Using a single in vivo platform, Twyning et al reveal that in multiple models of neurodegeneration, neuronal mitochondria exhibit elevated basal calcium levels and reduced calcium buffering capacity. Physiological mitochondrial calcium homeostasis is maintained through the tightly regulated balance of calcium uptake via the mitochondrial calcium uniporter (MCU) complex and efflux via the Na+/Ca2+ transporter NCLX. The researchers went on to show that knocking down MCU or overexpressing NCLX was sufficient to normalise the pathologically elevated basal calcium levels. Strikingly, these interventions that modulated mitochondrial calcium flux were able to rescue neurodegenerative phenotypes, suppressing locomotion and longevity deficits in addition to neuronal loss, across a diverse spectrum of neurodegenerative models.

These findings reinforce mitochondrial dysfunction as a key contributor to neurodegenerative diseases of diverse origins, even in cases where protein aggregation is the dominant pathology. Twyning et al identify mitochondrial calcium homeostasis as a common mechanistic target for intervention. Importantly, the mitochondrial calcium flux machinery are druggable proteins making this mechanism attractive as a therapeutic target.


Twyning MJ, Tufi R, Gleeson TP, Kolodziej KM, Campesan S, Terriente-Felix A, Collins L, De Lazzari F, Giorgini F, Whitworth AJ.

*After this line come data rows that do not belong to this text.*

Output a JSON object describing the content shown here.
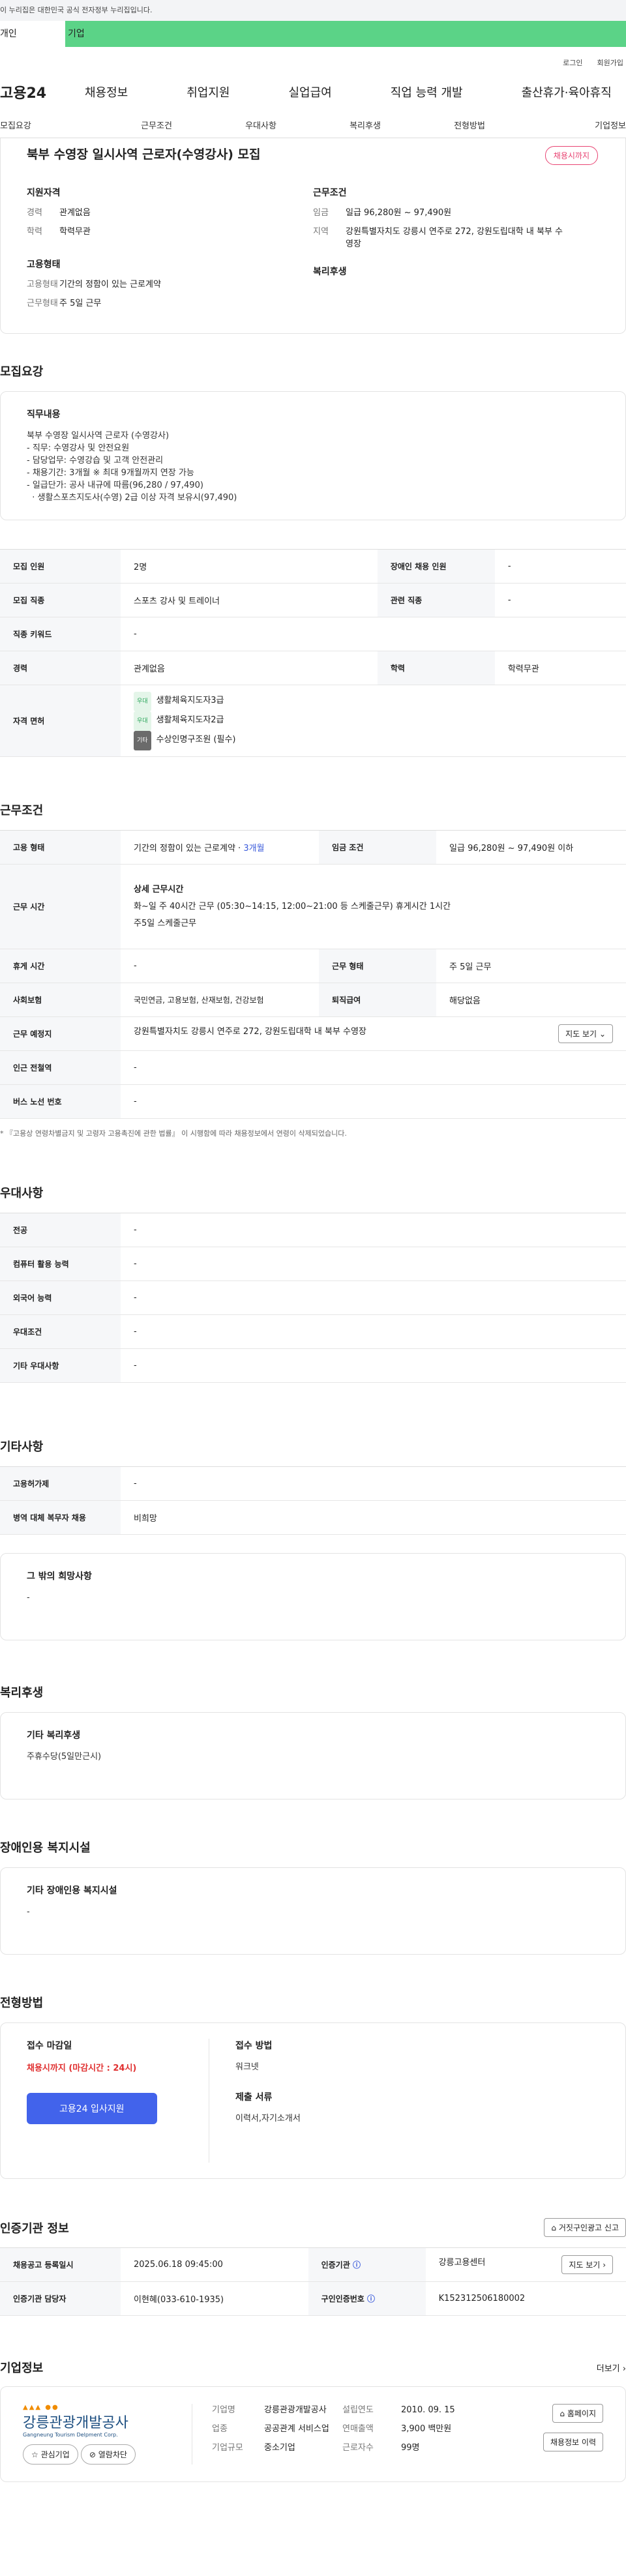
{
  "gov_bar": "이 누리집은 대한민국 공식 전자정부 누리집입니다.",
  "service_tabs": [
    "개인",
    "기업"
  ],
  "util_links": [
    "로그인",
    "회원가입"
  ],
  "gnb": {
    "logo": "고용24",
    "menus": [
      "채용정보",
      "취업지원",
      "실업급여",
      "직업 능력 개발",
      "출산휴가·육아휴직"
    ]
  },
  "tabs": [
    "모집요강",
    "근무조건",
    "우대사항",
    "복리후생",
    "전형방법",
    "기업정보"
  ],
  "header": {
    "title": "북부 수영장 일시사역 근로자(수영강사) 모집",
    "badge": "채용시까지",
    "qual_title": "지원자격",
    "career_k": "경력",
    "career_v": "관계없음",
    "edu_k": "학력",
    "edu_v": "학력무관",
    "cond_title": "근무조건",
    "wage_k": "임금",
    "wage_v": "일급 96,280원 ~ 97,490원",
    "loc_k": "지역",
    "loc_v": "강원특별자치도 강릉시 연주로 272, 강원도립대학 내 북부 수영장",
    "emp_title": "고용형태",
    "emptype_k": "고용형태",
    "emptype_v": "기간의 정함이 있는 근로계약",
    "worktype_k": "근무형태",
    "worktype_v": "주 5일 근무",
    "welfare_title": "복리후생"
  },
  "recruit": {
    "section": "모집요강",
    "duty_title": "직무내용",
    "duty_lines": [
      "북부 수영장 일시사역 근로자 (수영강사)",
      "- 직무: 수영강사 및 안전요원",
      "- 담당업무: 수영강습 및 고객 안전관리",
      "- 채용기간: 3개월 ※ 최대 9개월까지 연장 가능",
      "- 일급단가: 공사 내규에 따름(96,280 / 97,490)",
      "  · 생활스포츠지도사(수영) 2급 이상 자격 보유시(97,490)"
    ],
    "rows": {
      "count_k": "모집 인원",
      "count_v": "2명",
      "dis_k": "장애인 채용 인원",
      "dis_v": "-",
      "job_k": "모집 직종",
      "job_v": "스포츠 강사 및 트레이너",
      "rel_k": "관련 직종",
      "rel_v": "-",
      "kw_k": "직종 키워드",
      "kw_v": "-",
      "career_k": "경력",
      "career_v": "관계없음",
      "edu_k": "학력",
      "edu_v": "학력무관",
      "lic_k": "자격 면허"
    },
    "licenses": [
      {
        "tag": "우대",
        "name": "생활체육지도자3급"
      },
      {
        "tag": "우대",
        "name": "생활체육지도자2급"
      },
      {
        "tag": "기타",
        "name": "수상인명구조원 (필수)"
      }
    ]
  },
  "cond": {
    "section": "근무조건",
    "emp_k": "고용 형태",
    "emp_v": "기간의 정함이 있는 근로계약 · ",
    "emp_period": "3개월",
    "wage_k": "임금 조건",
    "wage_v": "일급 96,280원 ~ 97,490원 이하",
    "time_k": "근무 시간",
    "time_title": "상세 근무시간",
    "time_l1": "화~일 주 40시간 근무 (05:30~14:15, 12:00~21:00 등 스케줄근무) 휴게시간 1시간",
    "time_l2": "주5일 스케줄근무",
    "rest_k": "휴게 시간",
    "rest_v": "-",
    "form_k": "근무 형태",
    "form_v": "주 5일 근무",
    "ins_k": "사회보험",
    "ins_v": "국민연금, 고용보험, 산재보험, 건강보험",
    "ret_k": "퇴직급여",
    "ret_v": "해당없음",
    "place_k": "근무 예정지",
    "place_v": "강원특별자치도 강릉시 연주로 272, 강원도립대학 내 북부 수영장",
    "map_btn": "지도 보기",
    "sub_k": "인근 전철역",
    "sub_v": "-",
    "bus_k": "버스 노선 번호",
    "bus_v": "-",
    "note": "* 『고용상 연령차별금지 및 고령자 고용촉진에 관한 법률』 이 시행함에 따라 채용정보에서 연령이 삭제되었습니다."
  },
  "pref": {
    "section": "우대사항",
    "rows": [
      {
        "k": "전공",
        "v": "-"
      },
      {
        "k": "컴퓨터 활용 능력",
        "v": "-"
      },
      {
        "k": "외국어 능력",
        "v": "-"
      },
      {
        "k": "우대조건",
        "v": "-"
      },
      {
        "k": "기타 우대사항",
        "v": "-"
      }
    ]
  },
  "etc": {
    "section": "기타사항",
    "ins_k": "고용허가제",
    "ins_v": "-",
    "mil_k": "병역 대체 복무자 채용",
    "mil_v": "비희망",
    "hope_title": "그 밖의 희망사항",
    "hope_v": "-"
  },
  "welfare": {
    "section": "복리후생",
    "title": "기타 복리후생",
    "v": "주휴수당(5일만근시)"
  },
  "disab": {
    "section": "장애인용 복지시설",
    "title": "기타 장애인용 복지시설",
    "v": "-"
  },
  "process": {
    "section": "전형방법",
    "deadline_k": "접수 마감일",
    "deadline_v": "채용시까지 (마감시간 : 24시)",
    "method_k": "접수 방법",
    "method_v": "워크넷",
    "apply_btn": "고용24 입사지원",
    "docs_k": "제출 서류",
    "docs_v": "이력서,자기소개서"
  },
  "agency": {
    "section": "인증기관 정보",
    "report_btn": "거짓구인광고 신고",
    "reg_k": "채용공고 등록일시",
    "reg_v": "2025.06.18 09:45:00",
    "org_k": "인증기관",
    "org_v": "강릉고용센터",
    "dir_btn": "지도 보기",
    "staff_k": "인증기관 담당자",
    "staff_v": "이현혜(033-610-1935)",
    "no_k": "구인인증번호",
    "no_v": "K152312506180002"
  },
  "company": {
    "section": "기업정보",
    "more": "더보기",
    "logo_ko": "강릉관광개발공사",
    "logo_en": "Gangneung Tourism Delpment Corp.",
    "fav": "관심기업",
    "block": "열람차단",
    "name_k": "기업명",
    "name_v": "강릉관광개발공사",
    "ind_k": "업종",
    "ind_v": "공공관계 서비스업",
    "size_k": "기업규모",
    "size_v": "중소기업",
    "est_k": "설립연도",
    "est_v": "2010. 09. 15",
    "sales_k": "연매출액",
    "sales_v": "3,900 백만원",
    "emp_k": "근로자수",
    "emp_v": "99명",
    "home_btn": "홈페이지",
    "info_btn": "채용정보 이력"
  },
  "colors": {
    "accent": "#4263eb",
    "green": "#5bd387",
    "badge": "#e84372"
  }
}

Partial loss of MCU mitigates pathology in vivo across a diverse range of neurodegenerative disease models.
Cell Rep. 2024 Jan 17;43(2):113681. doi: 10.1016/j.celrep.2024.113681. Online ahead of print.PMID: 38236772